## Work request
Your task is to gather the lines below that hold the string "Training".

## Information given
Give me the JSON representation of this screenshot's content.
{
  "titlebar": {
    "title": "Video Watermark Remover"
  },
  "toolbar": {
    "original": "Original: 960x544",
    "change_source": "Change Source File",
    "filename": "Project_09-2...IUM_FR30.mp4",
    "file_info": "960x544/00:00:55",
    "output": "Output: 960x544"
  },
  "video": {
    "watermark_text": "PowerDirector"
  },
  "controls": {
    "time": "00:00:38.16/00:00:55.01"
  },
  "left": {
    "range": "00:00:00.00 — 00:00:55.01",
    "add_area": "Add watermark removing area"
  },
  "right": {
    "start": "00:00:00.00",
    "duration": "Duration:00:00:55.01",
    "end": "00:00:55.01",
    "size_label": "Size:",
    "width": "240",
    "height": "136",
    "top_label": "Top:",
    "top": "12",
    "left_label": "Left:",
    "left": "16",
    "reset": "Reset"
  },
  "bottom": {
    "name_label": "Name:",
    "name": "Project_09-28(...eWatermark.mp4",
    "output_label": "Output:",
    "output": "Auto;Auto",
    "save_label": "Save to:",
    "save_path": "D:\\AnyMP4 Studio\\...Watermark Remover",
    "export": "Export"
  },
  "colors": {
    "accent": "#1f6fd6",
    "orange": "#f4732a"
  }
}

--

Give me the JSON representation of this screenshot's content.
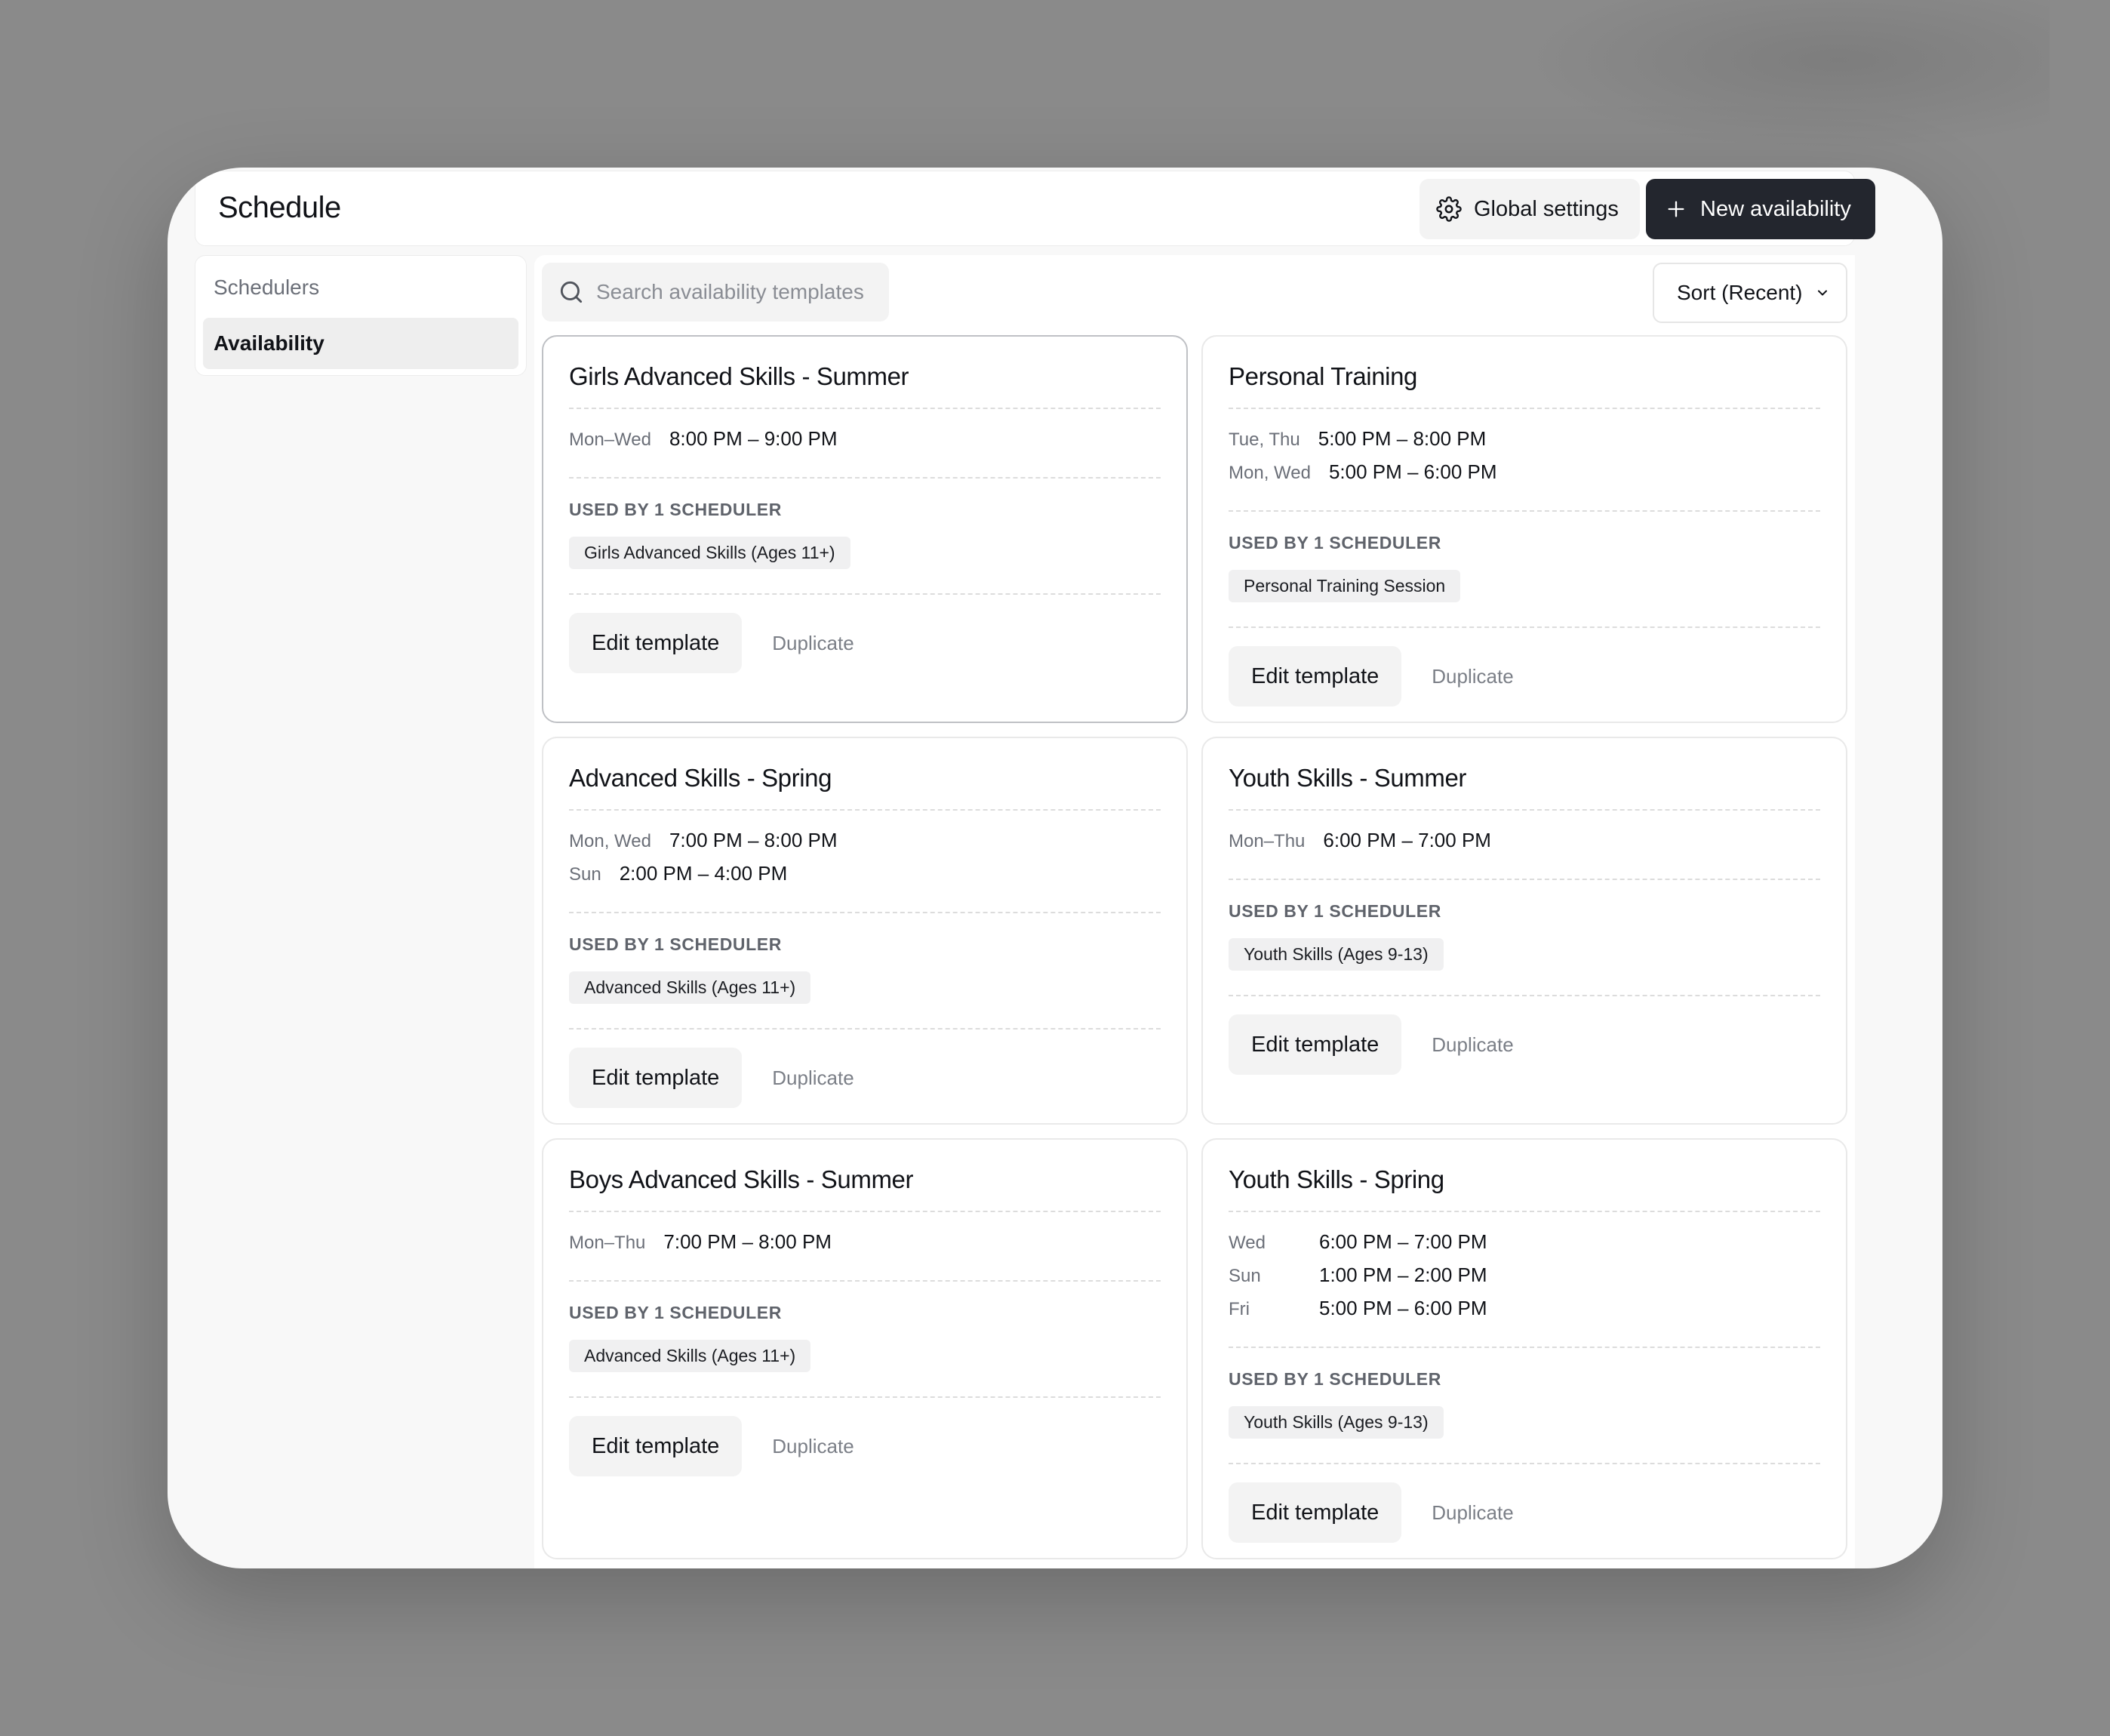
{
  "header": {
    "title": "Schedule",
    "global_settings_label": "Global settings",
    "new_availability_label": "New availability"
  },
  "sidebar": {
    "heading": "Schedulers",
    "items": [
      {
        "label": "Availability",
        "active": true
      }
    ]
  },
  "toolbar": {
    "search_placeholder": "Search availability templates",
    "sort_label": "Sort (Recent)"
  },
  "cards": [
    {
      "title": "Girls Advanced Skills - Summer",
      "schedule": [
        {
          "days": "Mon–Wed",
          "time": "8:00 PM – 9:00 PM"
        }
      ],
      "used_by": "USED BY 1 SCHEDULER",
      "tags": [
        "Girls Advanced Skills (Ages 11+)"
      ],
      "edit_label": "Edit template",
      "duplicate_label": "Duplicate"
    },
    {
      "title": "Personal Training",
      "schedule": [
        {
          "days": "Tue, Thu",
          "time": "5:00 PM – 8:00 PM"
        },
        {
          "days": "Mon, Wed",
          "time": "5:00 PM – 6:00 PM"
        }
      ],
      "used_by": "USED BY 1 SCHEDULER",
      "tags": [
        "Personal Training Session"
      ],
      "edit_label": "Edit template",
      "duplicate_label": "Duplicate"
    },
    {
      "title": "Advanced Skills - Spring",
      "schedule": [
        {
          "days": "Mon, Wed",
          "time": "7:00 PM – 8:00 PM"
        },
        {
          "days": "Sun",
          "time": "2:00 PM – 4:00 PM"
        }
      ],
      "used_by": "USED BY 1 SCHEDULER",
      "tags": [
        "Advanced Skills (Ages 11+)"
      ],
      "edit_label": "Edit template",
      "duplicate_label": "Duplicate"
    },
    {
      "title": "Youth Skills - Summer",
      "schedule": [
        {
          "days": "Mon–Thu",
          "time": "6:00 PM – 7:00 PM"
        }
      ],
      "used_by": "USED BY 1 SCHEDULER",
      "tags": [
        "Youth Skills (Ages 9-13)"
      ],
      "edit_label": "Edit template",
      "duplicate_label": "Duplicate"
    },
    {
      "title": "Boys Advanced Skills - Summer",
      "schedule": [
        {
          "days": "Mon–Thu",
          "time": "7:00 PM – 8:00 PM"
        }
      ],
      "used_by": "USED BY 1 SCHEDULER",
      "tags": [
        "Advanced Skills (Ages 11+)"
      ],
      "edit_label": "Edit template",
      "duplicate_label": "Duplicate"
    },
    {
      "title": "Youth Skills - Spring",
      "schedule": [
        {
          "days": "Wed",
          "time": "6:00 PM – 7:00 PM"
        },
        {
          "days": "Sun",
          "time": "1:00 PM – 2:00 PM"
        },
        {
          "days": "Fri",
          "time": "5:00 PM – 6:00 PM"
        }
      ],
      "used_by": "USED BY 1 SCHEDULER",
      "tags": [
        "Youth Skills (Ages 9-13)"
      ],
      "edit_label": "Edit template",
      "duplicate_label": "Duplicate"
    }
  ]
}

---

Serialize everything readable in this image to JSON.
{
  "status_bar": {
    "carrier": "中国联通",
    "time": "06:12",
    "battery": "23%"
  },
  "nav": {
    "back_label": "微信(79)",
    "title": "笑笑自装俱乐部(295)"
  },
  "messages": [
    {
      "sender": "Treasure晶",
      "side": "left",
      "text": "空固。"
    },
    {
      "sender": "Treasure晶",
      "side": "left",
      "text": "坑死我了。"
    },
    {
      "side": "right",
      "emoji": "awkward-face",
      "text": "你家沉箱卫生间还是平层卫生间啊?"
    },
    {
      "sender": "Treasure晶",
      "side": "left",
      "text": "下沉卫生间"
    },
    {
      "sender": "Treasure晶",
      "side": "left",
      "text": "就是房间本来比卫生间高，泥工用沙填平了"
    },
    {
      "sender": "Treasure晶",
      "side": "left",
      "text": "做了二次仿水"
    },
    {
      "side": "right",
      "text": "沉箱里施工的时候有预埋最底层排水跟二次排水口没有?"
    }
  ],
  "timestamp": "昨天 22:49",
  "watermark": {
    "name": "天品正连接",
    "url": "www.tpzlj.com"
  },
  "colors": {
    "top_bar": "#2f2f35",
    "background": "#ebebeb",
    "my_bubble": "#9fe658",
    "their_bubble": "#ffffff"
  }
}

## Solved problem
      "title": "Personal Training",
        "Personal Training Session"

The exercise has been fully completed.